What is needed: Where in the entries below does "Anwendung" appear? Copy every line that has it.

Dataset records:

━━━━━━

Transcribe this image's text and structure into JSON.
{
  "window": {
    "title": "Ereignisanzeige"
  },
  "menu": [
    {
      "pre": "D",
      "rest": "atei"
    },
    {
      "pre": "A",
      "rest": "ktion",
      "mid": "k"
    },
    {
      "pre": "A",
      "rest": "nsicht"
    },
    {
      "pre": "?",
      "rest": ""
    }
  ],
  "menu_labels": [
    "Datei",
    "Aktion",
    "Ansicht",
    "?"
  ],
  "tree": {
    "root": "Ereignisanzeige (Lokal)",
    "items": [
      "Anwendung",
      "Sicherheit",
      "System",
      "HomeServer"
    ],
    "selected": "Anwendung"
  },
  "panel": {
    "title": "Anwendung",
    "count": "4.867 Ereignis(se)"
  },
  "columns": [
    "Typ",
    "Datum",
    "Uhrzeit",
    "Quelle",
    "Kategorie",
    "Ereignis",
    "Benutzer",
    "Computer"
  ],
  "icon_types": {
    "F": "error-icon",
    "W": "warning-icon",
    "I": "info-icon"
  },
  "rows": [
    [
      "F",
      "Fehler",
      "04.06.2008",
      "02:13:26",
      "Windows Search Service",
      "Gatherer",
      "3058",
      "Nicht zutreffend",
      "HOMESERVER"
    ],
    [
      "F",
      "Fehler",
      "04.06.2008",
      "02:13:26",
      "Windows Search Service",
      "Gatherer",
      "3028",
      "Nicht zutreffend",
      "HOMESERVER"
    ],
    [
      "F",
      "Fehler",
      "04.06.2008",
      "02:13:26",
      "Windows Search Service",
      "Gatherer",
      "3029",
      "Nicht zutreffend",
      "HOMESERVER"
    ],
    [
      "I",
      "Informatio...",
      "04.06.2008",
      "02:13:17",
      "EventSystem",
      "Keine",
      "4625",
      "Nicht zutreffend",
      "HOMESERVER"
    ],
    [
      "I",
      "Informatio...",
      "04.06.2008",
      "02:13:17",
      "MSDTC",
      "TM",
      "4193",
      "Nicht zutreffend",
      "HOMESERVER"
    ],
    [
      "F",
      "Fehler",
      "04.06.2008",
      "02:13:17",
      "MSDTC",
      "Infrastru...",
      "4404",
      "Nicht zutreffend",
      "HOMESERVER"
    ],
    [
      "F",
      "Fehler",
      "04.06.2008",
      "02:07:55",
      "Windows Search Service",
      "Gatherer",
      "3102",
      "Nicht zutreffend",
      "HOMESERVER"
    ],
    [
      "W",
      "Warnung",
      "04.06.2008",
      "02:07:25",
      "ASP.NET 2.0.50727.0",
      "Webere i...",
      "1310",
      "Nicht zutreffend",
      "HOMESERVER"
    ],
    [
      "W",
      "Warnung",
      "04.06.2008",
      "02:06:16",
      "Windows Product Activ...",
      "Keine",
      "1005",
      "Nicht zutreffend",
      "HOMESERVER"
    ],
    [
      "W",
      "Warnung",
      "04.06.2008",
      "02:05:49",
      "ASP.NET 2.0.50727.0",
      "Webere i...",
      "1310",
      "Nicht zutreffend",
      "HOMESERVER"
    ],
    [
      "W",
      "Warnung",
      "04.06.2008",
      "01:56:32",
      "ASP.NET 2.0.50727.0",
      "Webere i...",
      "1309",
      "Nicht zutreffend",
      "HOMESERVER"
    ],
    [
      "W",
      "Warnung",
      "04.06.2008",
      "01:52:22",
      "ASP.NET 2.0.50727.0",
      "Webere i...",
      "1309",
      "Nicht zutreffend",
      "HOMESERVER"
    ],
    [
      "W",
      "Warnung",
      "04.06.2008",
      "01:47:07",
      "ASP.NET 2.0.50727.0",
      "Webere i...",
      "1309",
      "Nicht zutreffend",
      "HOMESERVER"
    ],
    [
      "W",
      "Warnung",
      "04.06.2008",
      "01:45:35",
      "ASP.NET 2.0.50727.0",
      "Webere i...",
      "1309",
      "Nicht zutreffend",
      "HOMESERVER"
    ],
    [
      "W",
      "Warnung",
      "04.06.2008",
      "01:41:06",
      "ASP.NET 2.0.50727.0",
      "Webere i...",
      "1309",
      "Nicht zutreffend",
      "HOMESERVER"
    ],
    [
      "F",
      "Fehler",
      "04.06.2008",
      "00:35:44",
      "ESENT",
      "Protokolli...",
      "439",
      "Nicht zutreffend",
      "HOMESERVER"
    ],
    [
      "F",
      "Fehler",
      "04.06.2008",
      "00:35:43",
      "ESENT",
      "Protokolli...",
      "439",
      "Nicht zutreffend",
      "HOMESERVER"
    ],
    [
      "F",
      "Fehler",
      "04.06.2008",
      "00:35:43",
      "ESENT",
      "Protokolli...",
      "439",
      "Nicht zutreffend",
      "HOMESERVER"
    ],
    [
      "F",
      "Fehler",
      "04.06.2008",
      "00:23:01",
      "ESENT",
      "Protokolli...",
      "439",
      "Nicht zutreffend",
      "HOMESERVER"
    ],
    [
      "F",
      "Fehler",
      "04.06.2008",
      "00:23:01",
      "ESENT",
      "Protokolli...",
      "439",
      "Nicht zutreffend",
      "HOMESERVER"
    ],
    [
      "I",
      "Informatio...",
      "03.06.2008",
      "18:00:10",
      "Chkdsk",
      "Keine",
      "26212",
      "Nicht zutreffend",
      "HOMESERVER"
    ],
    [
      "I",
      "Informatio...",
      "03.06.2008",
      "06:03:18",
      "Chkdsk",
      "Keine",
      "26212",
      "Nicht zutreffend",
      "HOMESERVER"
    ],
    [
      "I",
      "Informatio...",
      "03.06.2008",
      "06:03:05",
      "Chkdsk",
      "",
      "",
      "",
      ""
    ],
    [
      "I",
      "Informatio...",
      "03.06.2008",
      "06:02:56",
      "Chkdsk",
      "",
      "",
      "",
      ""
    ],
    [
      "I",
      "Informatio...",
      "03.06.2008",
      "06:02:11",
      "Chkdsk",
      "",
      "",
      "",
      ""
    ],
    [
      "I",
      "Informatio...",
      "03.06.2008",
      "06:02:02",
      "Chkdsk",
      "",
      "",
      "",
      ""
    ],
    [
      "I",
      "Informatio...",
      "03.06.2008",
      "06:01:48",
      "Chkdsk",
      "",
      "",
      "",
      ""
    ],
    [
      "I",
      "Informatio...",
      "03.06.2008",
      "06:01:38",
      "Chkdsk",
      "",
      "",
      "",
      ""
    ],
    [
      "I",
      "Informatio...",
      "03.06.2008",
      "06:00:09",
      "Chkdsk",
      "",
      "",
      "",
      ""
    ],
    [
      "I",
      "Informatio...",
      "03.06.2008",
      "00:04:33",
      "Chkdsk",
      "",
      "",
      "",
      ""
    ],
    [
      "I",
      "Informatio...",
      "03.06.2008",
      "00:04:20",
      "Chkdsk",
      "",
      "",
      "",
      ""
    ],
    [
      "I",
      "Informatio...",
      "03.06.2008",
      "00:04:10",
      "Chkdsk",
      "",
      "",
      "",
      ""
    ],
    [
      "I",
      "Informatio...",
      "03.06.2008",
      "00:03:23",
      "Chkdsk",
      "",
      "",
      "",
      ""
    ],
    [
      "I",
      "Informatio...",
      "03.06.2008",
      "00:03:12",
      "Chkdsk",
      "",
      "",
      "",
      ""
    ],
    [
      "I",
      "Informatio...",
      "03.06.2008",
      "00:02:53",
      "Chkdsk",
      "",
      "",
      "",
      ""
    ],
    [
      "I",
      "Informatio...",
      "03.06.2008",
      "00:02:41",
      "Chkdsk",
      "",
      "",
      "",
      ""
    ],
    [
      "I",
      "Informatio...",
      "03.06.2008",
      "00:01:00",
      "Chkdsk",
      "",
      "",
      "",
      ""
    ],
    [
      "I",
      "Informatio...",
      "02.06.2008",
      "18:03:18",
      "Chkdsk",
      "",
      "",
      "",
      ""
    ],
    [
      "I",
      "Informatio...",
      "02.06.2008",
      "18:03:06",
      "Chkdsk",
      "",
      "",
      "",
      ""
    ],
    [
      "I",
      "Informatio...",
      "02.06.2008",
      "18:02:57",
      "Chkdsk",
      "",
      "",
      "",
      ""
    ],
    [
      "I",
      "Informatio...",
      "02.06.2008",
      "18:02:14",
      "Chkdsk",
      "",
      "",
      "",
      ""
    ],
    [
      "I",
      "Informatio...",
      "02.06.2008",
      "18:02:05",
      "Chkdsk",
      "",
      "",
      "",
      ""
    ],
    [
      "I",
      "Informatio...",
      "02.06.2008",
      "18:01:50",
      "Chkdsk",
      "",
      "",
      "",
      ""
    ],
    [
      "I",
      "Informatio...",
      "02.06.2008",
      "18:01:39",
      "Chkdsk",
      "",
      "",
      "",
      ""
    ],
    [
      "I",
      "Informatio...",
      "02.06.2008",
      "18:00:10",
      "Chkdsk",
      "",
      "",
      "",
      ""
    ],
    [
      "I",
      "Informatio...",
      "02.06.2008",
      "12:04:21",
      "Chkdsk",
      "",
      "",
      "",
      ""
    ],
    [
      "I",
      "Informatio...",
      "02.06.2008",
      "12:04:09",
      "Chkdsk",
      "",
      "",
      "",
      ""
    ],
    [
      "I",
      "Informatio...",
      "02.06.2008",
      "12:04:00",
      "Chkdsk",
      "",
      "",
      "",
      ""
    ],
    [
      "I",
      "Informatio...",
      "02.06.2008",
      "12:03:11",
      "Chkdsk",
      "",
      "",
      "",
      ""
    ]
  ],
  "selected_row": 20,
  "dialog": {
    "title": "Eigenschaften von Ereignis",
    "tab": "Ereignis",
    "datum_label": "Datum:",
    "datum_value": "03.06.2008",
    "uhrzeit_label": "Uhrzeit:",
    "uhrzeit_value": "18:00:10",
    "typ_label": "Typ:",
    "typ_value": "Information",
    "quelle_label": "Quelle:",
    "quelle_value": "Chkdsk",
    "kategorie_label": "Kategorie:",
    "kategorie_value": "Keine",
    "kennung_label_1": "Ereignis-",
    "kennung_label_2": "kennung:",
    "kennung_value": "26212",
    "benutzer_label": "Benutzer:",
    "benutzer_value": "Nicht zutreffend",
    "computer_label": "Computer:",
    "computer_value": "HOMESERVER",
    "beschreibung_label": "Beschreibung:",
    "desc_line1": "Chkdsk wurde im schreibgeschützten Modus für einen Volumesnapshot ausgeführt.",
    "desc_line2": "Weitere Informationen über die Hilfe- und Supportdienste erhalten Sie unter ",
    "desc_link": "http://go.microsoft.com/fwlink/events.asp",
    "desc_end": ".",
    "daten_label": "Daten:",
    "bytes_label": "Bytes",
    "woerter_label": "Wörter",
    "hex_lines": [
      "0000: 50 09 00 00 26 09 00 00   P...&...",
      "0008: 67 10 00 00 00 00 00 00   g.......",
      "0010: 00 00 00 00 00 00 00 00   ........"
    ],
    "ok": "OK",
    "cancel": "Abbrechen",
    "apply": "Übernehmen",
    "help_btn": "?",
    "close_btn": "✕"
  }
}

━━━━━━

Answer for this exercise:
      "Anwendung",
    "selected": "Anwendung"
    "title": "Anwendung",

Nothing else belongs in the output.